© 2022 | WUWF Public Media
11000 University Parkway
Pensacola, FL 32514
850 474-2787
NPR for Florida's Great Northwest
Play Live Radio
Next Up:
Available On Air Stations

More Rain Falls on Saturated Panhandle

First City Art Center

Southeastern Escambia County, along with Santa Rosa and Okaloosa, are back under a flash flood warning until 7:30 Thursday evening with more rain is falling on already-saturated grounds.

The warning also covers much of south Alabama, including that state’s Escambia County and southeastern Baldwin County. Brian Daly at the National Weather Service in Mobile says the culprit is a front approaching from Louisiana and Mississippi. It’s part of a larger system in the Midwest – and is expected to move through our area this evening.

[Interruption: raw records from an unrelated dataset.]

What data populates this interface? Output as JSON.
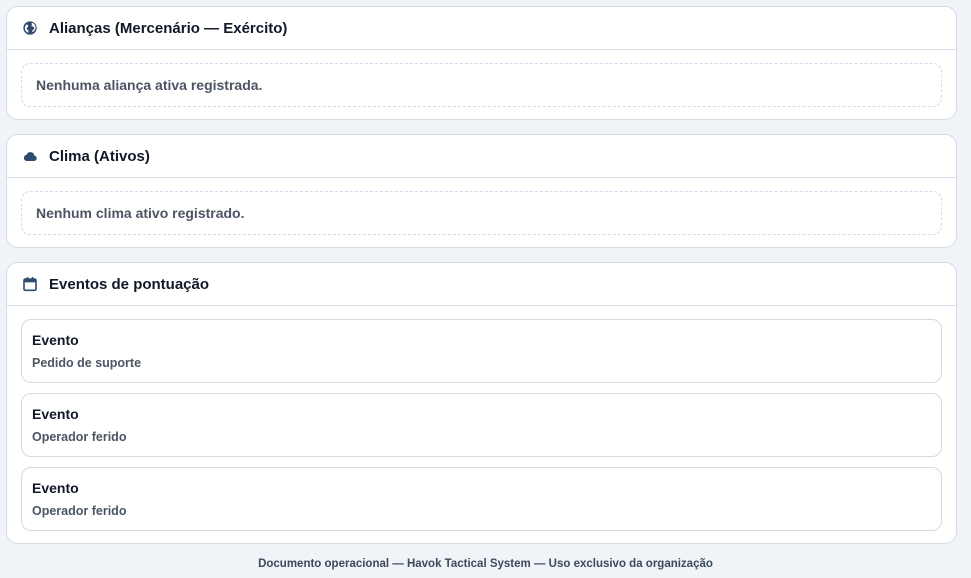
{
  "alliances": {
    "title": "Alianças (Mercenário — Exército)",
    "icon": "globe-icon",
    "empty_text": "Nenhuma aliança ativa registrada."
  },
  "climate": {
    "title": "Clima (Ativos)",
    "icon": "cloud-icon",
    "empty_text": "Nenhum clima ativo registrado."
  },
  "events": {
    "title": "Eventos de pontuação",
    "icon": "calendar-icon",
    "items": [
      {
        "title": "Evento",
        "description": "Pedido de suporte"
      },
      {
        "title": "Evento",
        "description": "Operador ferido"
      },
      {
        "title": "Evento",
        "description": "Operador ferido"
      }
    ]
  },
  "footer": {
    "text": "Documento operacional — Havok Tactical System — Uso exclusivo da organização"
  },
  "colors": {
    "icon": "#2f4a6d",
    "background": "#f0f3f7",
    "card": "#ffffff"
  }
}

“We’re looking at 1-3 inches generally, and 3-6 inches possible in some isolated locations,” said Daly. “We have some concerns about the rain that’s moving through, because of the (saturated) soil conditions ahead of it.”

The rain, according to the Weather Service, is expected to persist throughout most of Wednesday afternoon and could result in flooding in low-lying and/or poor drainage areas. After the front passes through, forecaster Daly says the region is in for a bit of a drying-out, with lower humidity and unseasonably cooler temperatures – lows in the upper 40s to low 50s.

Brad Baker, Director of Santa Rosa County Emergency Management, says they’ve had some reports of minor road flooding, and that they’re keeping their eyes open. With the start of hurricane season just around the corner – June 1st – Baker was asked if the torrential rains were a reminder to be prepared, or the last thing the area needed.

“I would say it’s a little of both,” Baker said. “Obviously, anytime we can fine tune our system and tweak any problems that we have with a – I hate to say ‘small disaster’ but relatively countywide the people who were impacted were not the same as we saw with (hurricanes) Ivan and with Dennis.”

Wind and waves are generating a high risk of rip currents at beaches from Escambia through Okaloosa. Yellow flags are up at Pensacola Beach, indicating rough surf. There’s a moderate risk of rip currents for the remainder of the Panhandle Beaches.

Dave came to WUWF in September, 2002, after 14 years as News Director at the Alabama Radio Network in Montgomery, Mobile and Birmingham and a total of 27 years in commercial radio. He's also served as Alabama Bureau Chief for United Press International, and a stringer for the Birmingham Post-Herald.